Records drawn from a dataset:
---+---

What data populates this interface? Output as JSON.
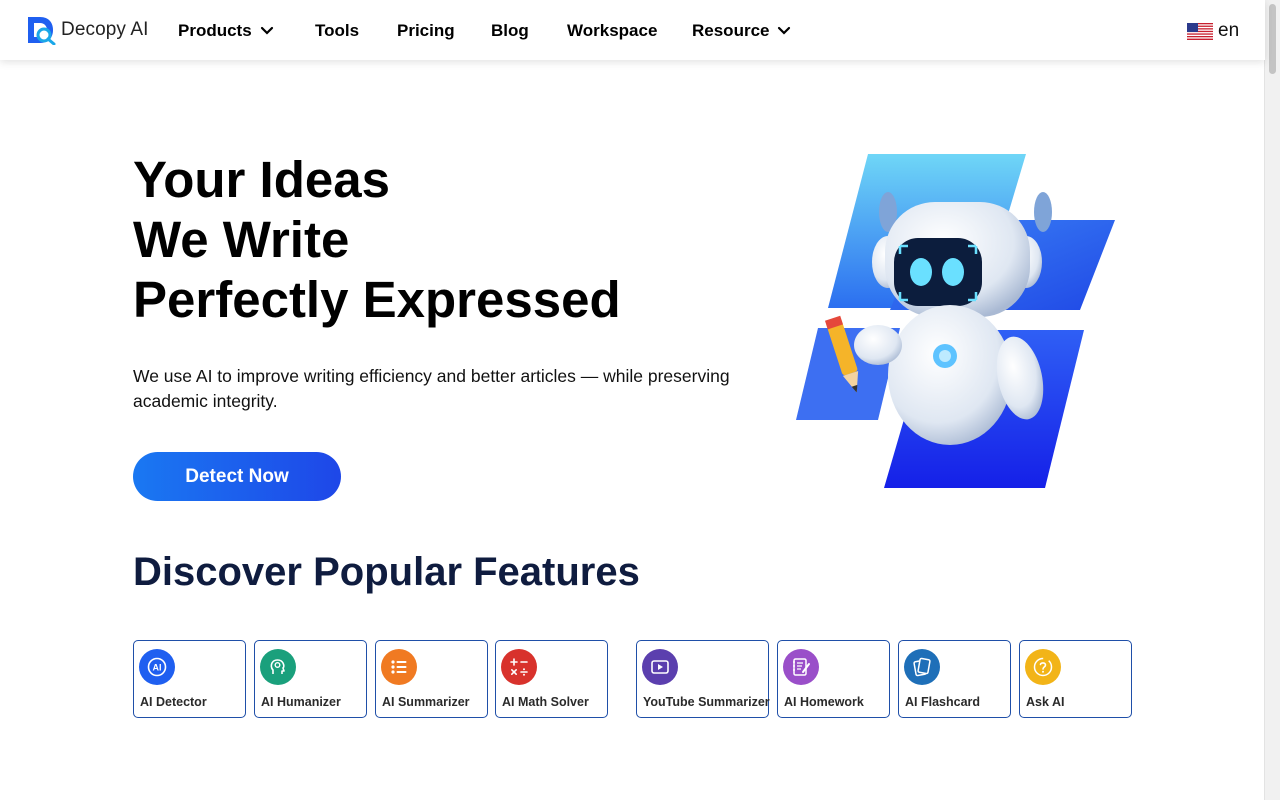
{
  "header": {
    "logo_text": "Decopy AI",
    "nav": {
      "products": "Products",
      "tools": "Tools",
      "pricing": "Pricing",
      "blog": "Blog",
      "workspace": "Workspace",
      "resource": "Resource"
    },
    "language": "en"
  },
  "hero": {
    "title_line1": "Your Ideas",
    "title_line2": "We Write",
    "title_line3": "Perfectly Expressed",
    "subtitle": "We use AI to improve writing efficiency and better articles — while preserving academic integrity.",
    "cta_label": "Detect Now"
  },
  "features": {
    "title": "Discover Popular Features",
    "cards": [
      {
        "label": "AI Detector",
        "icon": "ai-detector-icon",
        "color": "#1f5ff0"
      },
      {
        "label": "AI Humanizer",
        "icon": "humanizer-head-icon",
        "color": "#1aa07c"
      },
      {
        "label": "AI Summarizer",
        "icon": "list-icon",
        "color": "#f07a22"
      },
      {
        "label": "AI Math Solver",
        "icon": "math-operators-icon",
        "color": "#d8322c"
      },
      {
        "label": "YouTube Summarizer",
        "icon": "video-play-icon",
        "color": "#5b3fae"
      },
      {
        "label": "AI Homework",
        "icon": "notebook-pen-icon",
        "color": "#9a4fc9"
      },
      {
        "label": "AI Flashcard",
        "icon": "flashcard-icon",
        "color": "#1e6fb8"
      },
      {
        "label": "Ask AI",
        "icon": "question-icon",
        "color": "#f2b418"
      }
    ]
  },
  "colors": {
    "primary": "#1a78f2",
    "heading_dark": "#0f1c3f",
    "card_border": "#1f4fa8"
  }
}
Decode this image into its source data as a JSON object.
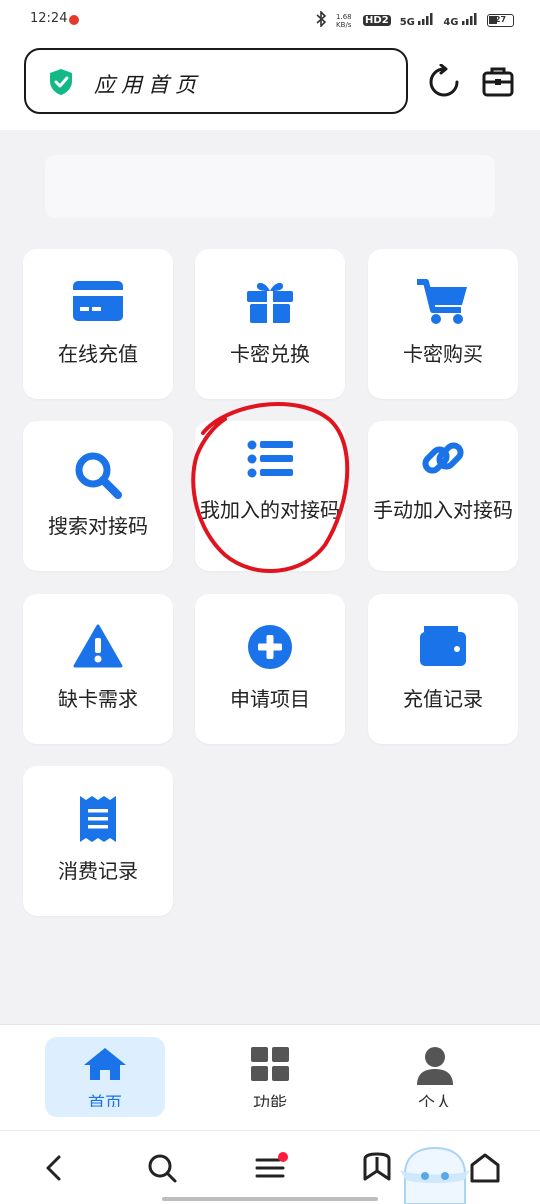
{
  "status_bar": {
    "time": "12:24",
    "network_speed": "1.68 KB/s",
    "hd_label": "HD2",
    "signal_1": "5G",
    "signal_2": "4G",
    "battery": "27"
  },
  "header": {
    "address_text": "应用首页",
    "icons": [
      "shield-check-icon",
      "refresh-icon",
      "toolbox-icon"
    ]
  },
  "tiles": [
    {
      "label": "在线充值",
      "icon": "credit-card-icon"
    },
    {
      "label": "卡密兑换",
      "icon": "gift-icon"
    },
    {
      "label": "卡密购买",
      "icon": "shopping-cart-icon"
    },
    {
      "label": "搜索对接码",
      "icon": "search-icon"
    },
    {
      "label": "我加入的对接码",
      "icon": "list-icon"
    },
    {
      "label": "手动加入对接码",
      "icon": "link-icon"
    },
    {
      "label": "缺卡需求",
      "icon": "warning-icon"
    },
    {
      "label": "申请项目",
      "icon": "plus-circle-icon"
    },
    {
      "label": "充值记录",
      "icon": "wallet-icon"
    },
    {
      "label": "消费记录",
      "icon": "receipt-icon"
    }
  ],
  "bottom_nav": [
    {
      "label": "首页",
      "icon": "home-icon",
      "active": true
    },
    {
      "label": "功能",
      "icon": "grid-icon",
      "active": false
    },
    {
      "label": "个人",
      "icon": "user-icon",
      "active": false
    }
  ],
  "browser_bar": {
    "icons": [
      "back-icon",
      "search-icon",
      "menu-icon",
      "bookmark-icon",
      "home-outline-icon"
    ]
  },
  "colors": {
    "accent": "#1a73e8",
    "annotation": "#e0141e",
    "shield": "#12b886",
    "background": "#f2f2f5"
  }
}
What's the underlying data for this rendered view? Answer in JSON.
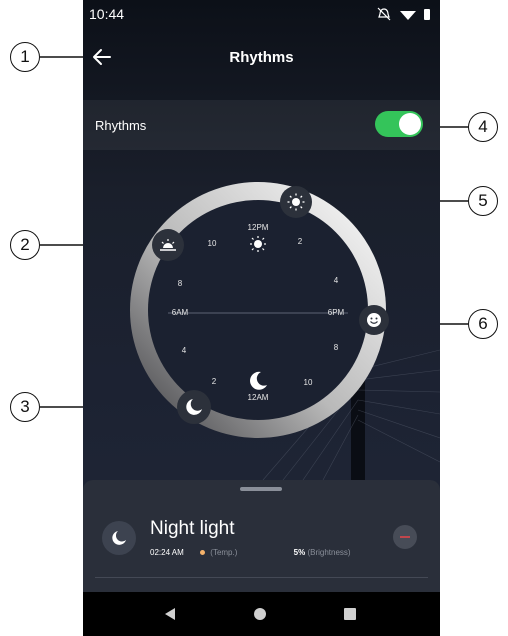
{
  "status_bar": {
    "time": "10:44",
    "icons": [
      "mute-icon",
      "wifi-icon",
      "battery-icon"
    ]
  },
  "header": {
    "title": "Rhythms",
    "back_icon": "arrow-left-icon"
  },
  "rhythms_row": {
    "label": "Rhythms",
    "toggle_on": true,
    "accent": "#34c45a"
  },
  "dial": {
    "labels": [
      "12PM",
      "2",
      "4",
      "6PM",
      "8",
      "10",
      "12AM",
      "2",
      "4",
      "6AM",
      "8",
      "10"
    ],
    "markers": [
      {
        "name": "sunrise-icon"
      },
      {
        "name": "sun-icon"
      },
      {
        "name": "smiley-icon"
      },
      {
        "name": "moon-icon"
      }
    ]
  },
  "bottom_sheet": {
    "item_title": "Night light",
    "item_time": "02:24 AM",
    "temp_text": "(Temp.)",
    "brightness_value": "5%",
    "brightness_text": "(Brightness)",
    "remove_icon": "minus-circle-icon"
  },
  "callouts": [
    "1",
    "2",
    "3",
    "4",
    "5",
    "6"
  ],
  "nav": {
    "back": "back-triangle-icon",
    "home": "home-circle-icon",
    "recents": "recents-square-icon"
  }
}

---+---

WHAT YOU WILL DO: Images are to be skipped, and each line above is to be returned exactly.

RESPONSE AREA:
What data populates this interface? Output as JSON.
{
  "header": {
    "logo_text": "Decopy AI",
    "nav": {
      "products": "Products",
      "tools": "Tools",
      "pricing": "Pricing",
      "blog": "Blog",
      "workspace": "Workspace",
      "resource": "Resource"
    },
    "language": "en"
  },
  "hero": {
    "title_line1": "Your Ideas",
    "title_line2": "We Write",
    "title_line3": "Perfectly Expressed",
    "subtitle": "We use AI to improve writing efficiency and better articles — while preserving academic integrity.",
    "cta_label": "Detect Now"
  },
  "features": {
    "title": "Discover Popular Features",
    "cards": [
      {
        "label": "AI Detector",
        "icon": "ai-detector-icon",
        "color": "#1f5ff0"
      },
      {
        "label": "AI Humanizer",
        "icon": "humanizer-head-icon",
        "color": "#1aa07c"
      },
      {
        "label": "AI Summarizer",
        "icon": "list-icon",
        "color": "#f07a22"
      },
      {
        "label": "AI Math Solver",
        "icon": "math-operators-icon",
        "color": "#d8322c"
      },
      {
        "label": "YouTube Summarizer",
        "icon": "video-play-icon",
        "color": "#5b3fae"
      },
      {
        "label": "AI Homework",
        "icon": "notebook-pen-icon",
        "color": "#9a4fc9"
      },
      {
        "label": "AI Flashcard",
        "icon": "flashcard-icon",
        "color": "#1e6fb8"
      },
      {
        "label": "Ask AI",
        "icon": "question-icon",
        "color": "#f2b418"
      }
    ]
  },
  "colors": {
    "primary": "#1a78f2",
    "heading_dark": "#0f1c3f",
    "card_border": "#1f4fa8"
  }
}
Decode this image into its source data as a JSON object.
{
  "status_bar": {
    "time": "12:24",
    "network_speed": "1.68 KB/s",
    "hd_label": "HD2",
    "signal_1": "5G",
    "signal_2": "4G",
    "battery": "27"
  },
  "header": {
    "address_text": "应用首页",
    "icons": [
      "shield-check-icon",
      "refresh-icon",
      "toolbox-icon"
    ]
  },
  "tiles": [
    {
      "label": "在线充值",
      "icon": "credit-card-icon"
    },
    {
      "label": "卡密兑换",
      "icon": "gift-icon"
    },
    {
      "label": "卡密购买",
      "icon": "shopping-cart-icon"
    },
    {
      "label": "搜索对接码",
      "icon": "search-icon"
    },
    {
      "label": "我加入的对接码",
      "icon": "list-icon"
    },
    {
      "label": "手动加入对接码",
      "icon": "link-icon"
    },
    {
      "label": "缺卡需求",
      "icon": "warning-icon"
    },
    {
      "label": "申请项目",
      "icon": "plus-circle-icon"
    },
    {
      "label": "充值记录",
      "icon": "wallet-icon"
    },
    {
      "label": "消费记录",
      "icon": "receipt-icon"
    }
  ],
  "bottom_nav": [
    {
      "label": "首页",
      "icon": "home-icon",
      "active": true
    },
    {
      "label": "功能",
      "icon": "grid-icon",
      "active": false
    },
    {
      "label": "个人",
      "icon": "user-icon",
      "active": false
    }
  ],
  "browser_bar": {
    "icons": [
      "back-icon",
      "search-icon",
      "menu-icon",
      "bookmark-icon",
      "home-outline-icon"
    ]
  },
  "colors": {
    "accent": "#1a73e8",
    "annotation": "#e0141e",
    "shield": "#12b886",
    "background": "#f2f2f5"
  }
}
What's the underlying data for this rendered view? Answer in JSON.
{
  "status_bar": {
    "time": "10:44",
    "icons": [
      "mute-icon",
      "wifi-icon",
      "battery-icon"
    ]
  },
  "header": {
    "title": "Rhythms",
    "back_icon": "arrow-left-icon"
  },
  "rhythms_row": {
    "label": "Rhythms",
    "toggle_on": true,
    "accent": "#34c45a"
  },
  "dial": {
    "labels": [
      "12PM",
      "2",
      "4",
      "6PM",
      "8",
      "10",
      "12AM",
      "2",
      "4",
      "6AM",
      "8",
      "10"
    ],
    "markers": [
      {
        "name": "sunrise-icon"
      },
      {
        "name": "sun-icon"
      },
      {
        "name": "smiley-icon"
      },
      {
        "name": "moon-icon"
      }
    ]
  },
  "bottom_sheet": {
    "item_title": "Night light",
    "item_time": "02:24 AM",
    "temp_text": "(Temp.)",
    "brightness_value": "5%",
    "brightness_text": "(Brightness)",
    "remove_icon": "minus-circle-icon"
  },
  "callouts": [
    "1",
    "2",
    "3",
    "4",
    "5",
    "6"
  ],
  "nav": {
    "back": "back-triangle-icon",
    "home": "home-circle-icon",
    "recents": "recents-square-icon"
  }
}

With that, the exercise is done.